[App and web page records]
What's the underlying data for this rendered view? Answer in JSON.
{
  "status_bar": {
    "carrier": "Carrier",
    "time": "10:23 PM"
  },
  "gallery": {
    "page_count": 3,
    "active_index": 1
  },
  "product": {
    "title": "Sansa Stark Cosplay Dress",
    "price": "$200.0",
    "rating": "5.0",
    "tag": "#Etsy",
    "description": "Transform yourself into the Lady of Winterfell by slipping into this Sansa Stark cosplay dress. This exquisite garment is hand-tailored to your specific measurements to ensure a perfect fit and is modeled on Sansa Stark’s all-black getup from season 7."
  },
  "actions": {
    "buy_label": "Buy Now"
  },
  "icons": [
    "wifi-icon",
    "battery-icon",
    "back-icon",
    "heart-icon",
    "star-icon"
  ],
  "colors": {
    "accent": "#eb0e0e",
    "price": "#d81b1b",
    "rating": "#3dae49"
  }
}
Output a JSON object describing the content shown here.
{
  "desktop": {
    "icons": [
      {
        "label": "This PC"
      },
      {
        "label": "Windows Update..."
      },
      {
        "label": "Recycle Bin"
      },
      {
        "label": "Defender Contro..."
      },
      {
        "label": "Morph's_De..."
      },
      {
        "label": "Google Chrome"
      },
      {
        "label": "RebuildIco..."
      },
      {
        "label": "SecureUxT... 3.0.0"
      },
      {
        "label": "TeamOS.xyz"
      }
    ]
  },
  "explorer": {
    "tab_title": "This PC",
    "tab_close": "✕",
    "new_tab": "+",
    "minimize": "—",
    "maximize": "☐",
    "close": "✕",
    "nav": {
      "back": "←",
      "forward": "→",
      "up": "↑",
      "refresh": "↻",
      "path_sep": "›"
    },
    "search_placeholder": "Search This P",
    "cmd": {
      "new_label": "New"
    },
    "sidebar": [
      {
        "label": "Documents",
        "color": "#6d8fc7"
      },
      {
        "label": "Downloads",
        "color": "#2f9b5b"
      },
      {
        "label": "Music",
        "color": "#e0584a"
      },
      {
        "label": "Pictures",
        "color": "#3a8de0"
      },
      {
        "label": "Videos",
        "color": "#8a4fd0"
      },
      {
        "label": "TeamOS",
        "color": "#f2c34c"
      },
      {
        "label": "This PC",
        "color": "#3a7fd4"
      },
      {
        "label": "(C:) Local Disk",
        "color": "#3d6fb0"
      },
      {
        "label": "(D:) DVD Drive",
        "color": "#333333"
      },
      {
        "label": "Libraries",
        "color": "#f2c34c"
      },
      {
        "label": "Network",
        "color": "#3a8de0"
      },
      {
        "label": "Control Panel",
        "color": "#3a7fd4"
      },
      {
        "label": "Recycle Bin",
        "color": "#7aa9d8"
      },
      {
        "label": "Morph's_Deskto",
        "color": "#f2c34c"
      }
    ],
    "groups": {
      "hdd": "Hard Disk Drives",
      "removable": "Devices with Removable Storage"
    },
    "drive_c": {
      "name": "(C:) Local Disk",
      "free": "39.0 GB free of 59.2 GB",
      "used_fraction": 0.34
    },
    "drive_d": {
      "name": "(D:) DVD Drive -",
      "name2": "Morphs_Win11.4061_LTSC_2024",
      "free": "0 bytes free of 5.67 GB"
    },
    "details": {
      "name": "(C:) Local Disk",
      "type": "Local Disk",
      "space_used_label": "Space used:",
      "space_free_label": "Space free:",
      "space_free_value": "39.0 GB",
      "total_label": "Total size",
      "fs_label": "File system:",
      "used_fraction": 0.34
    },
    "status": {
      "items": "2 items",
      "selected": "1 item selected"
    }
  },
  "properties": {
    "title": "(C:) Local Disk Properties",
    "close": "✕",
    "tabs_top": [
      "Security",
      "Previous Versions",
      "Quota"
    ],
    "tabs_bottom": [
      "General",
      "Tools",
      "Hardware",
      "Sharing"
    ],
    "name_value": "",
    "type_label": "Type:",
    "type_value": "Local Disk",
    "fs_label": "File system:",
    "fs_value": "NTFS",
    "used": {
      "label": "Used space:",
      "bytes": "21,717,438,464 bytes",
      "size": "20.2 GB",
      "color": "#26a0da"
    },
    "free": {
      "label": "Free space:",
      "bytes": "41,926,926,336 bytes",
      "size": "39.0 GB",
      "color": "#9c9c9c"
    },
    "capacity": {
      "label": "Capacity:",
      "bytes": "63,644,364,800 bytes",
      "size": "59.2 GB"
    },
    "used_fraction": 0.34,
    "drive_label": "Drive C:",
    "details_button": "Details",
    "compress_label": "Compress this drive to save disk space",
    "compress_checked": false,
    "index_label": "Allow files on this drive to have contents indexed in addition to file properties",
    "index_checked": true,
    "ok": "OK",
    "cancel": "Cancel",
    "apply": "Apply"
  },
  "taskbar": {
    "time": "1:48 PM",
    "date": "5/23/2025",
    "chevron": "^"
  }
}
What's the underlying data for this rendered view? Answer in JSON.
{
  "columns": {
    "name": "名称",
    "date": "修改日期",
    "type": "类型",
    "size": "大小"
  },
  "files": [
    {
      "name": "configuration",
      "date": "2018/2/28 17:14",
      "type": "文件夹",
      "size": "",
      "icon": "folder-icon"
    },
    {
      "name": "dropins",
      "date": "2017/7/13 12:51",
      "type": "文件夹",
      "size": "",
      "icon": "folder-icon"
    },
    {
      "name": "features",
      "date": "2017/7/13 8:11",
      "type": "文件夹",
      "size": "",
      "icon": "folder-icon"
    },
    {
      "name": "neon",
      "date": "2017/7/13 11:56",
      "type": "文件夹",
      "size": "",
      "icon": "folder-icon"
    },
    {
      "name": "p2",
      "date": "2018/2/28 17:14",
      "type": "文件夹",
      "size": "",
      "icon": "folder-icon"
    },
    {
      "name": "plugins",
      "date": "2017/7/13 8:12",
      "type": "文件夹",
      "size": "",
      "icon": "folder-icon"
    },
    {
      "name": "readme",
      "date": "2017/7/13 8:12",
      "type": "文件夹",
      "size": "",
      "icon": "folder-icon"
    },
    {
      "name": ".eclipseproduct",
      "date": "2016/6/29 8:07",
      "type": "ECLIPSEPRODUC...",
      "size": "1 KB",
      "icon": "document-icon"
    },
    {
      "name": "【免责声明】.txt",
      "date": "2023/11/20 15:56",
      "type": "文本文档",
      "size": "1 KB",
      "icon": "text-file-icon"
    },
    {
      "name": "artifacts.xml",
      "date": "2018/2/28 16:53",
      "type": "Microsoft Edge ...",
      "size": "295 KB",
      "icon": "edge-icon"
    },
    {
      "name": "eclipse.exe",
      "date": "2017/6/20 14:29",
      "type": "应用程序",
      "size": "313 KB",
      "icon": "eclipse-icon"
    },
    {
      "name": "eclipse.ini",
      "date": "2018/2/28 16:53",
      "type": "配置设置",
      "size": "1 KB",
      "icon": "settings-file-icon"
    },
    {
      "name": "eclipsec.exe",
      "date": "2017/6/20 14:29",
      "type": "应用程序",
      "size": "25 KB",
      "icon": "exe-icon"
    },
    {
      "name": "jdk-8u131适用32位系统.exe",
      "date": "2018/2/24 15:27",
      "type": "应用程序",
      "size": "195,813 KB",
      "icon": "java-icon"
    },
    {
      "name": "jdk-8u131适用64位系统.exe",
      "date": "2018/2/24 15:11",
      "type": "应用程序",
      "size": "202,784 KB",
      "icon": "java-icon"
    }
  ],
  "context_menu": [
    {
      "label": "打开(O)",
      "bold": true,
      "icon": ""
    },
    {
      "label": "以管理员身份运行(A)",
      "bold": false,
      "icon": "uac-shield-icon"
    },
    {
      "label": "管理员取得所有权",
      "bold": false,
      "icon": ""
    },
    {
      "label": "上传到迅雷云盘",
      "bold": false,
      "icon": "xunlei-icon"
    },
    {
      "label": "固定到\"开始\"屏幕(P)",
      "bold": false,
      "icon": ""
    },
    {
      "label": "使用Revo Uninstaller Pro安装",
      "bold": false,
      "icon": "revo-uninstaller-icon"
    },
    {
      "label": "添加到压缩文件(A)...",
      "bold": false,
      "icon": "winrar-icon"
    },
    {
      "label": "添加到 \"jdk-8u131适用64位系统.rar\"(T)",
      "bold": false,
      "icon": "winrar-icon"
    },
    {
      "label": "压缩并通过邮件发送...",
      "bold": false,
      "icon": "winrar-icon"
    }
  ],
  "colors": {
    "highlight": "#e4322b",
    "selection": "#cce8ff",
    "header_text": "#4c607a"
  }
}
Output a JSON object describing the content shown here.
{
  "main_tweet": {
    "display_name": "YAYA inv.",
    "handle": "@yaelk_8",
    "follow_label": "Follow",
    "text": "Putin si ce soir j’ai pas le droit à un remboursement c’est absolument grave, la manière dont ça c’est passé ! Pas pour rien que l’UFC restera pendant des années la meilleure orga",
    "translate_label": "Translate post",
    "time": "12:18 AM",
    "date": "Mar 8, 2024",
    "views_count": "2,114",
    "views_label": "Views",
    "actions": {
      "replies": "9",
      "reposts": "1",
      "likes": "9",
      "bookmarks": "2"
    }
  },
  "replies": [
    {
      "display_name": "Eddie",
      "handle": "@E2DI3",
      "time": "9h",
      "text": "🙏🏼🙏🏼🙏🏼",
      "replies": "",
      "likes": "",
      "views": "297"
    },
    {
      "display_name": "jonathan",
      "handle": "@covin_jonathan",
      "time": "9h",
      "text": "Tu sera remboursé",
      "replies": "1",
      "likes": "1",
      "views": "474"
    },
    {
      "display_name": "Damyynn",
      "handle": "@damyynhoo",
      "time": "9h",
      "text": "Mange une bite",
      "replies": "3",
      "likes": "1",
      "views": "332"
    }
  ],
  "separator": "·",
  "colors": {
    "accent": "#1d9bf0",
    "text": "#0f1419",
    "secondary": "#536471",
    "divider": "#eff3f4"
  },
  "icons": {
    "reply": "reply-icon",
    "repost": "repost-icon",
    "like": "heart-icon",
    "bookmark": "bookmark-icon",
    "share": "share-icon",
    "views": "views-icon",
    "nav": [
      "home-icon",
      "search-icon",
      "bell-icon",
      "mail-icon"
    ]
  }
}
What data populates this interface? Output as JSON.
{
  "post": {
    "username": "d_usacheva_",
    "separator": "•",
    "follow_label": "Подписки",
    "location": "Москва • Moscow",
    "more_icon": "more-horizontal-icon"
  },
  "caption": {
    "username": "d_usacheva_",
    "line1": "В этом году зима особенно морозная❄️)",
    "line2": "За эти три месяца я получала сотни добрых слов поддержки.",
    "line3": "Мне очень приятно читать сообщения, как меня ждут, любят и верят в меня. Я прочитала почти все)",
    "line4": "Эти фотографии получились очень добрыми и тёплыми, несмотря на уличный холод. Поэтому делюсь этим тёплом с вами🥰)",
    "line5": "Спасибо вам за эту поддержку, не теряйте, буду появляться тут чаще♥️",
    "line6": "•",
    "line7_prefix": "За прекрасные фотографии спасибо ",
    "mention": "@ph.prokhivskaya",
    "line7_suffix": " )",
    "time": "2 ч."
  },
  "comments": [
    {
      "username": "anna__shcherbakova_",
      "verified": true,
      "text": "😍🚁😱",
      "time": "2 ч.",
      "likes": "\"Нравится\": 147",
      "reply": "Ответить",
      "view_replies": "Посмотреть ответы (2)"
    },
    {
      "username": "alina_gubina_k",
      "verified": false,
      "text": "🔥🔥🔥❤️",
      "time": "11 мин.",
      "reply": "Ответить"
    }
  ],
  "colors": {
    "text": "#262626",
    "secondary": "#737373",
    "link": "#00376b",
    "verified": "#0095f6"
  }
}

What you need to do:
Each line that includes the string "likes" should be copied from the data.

Task answer:
      "likes": "9",
      "likes": "",
      "likes": "1",
      "likes": "1",
      "likes": "\"Нравится\": 147",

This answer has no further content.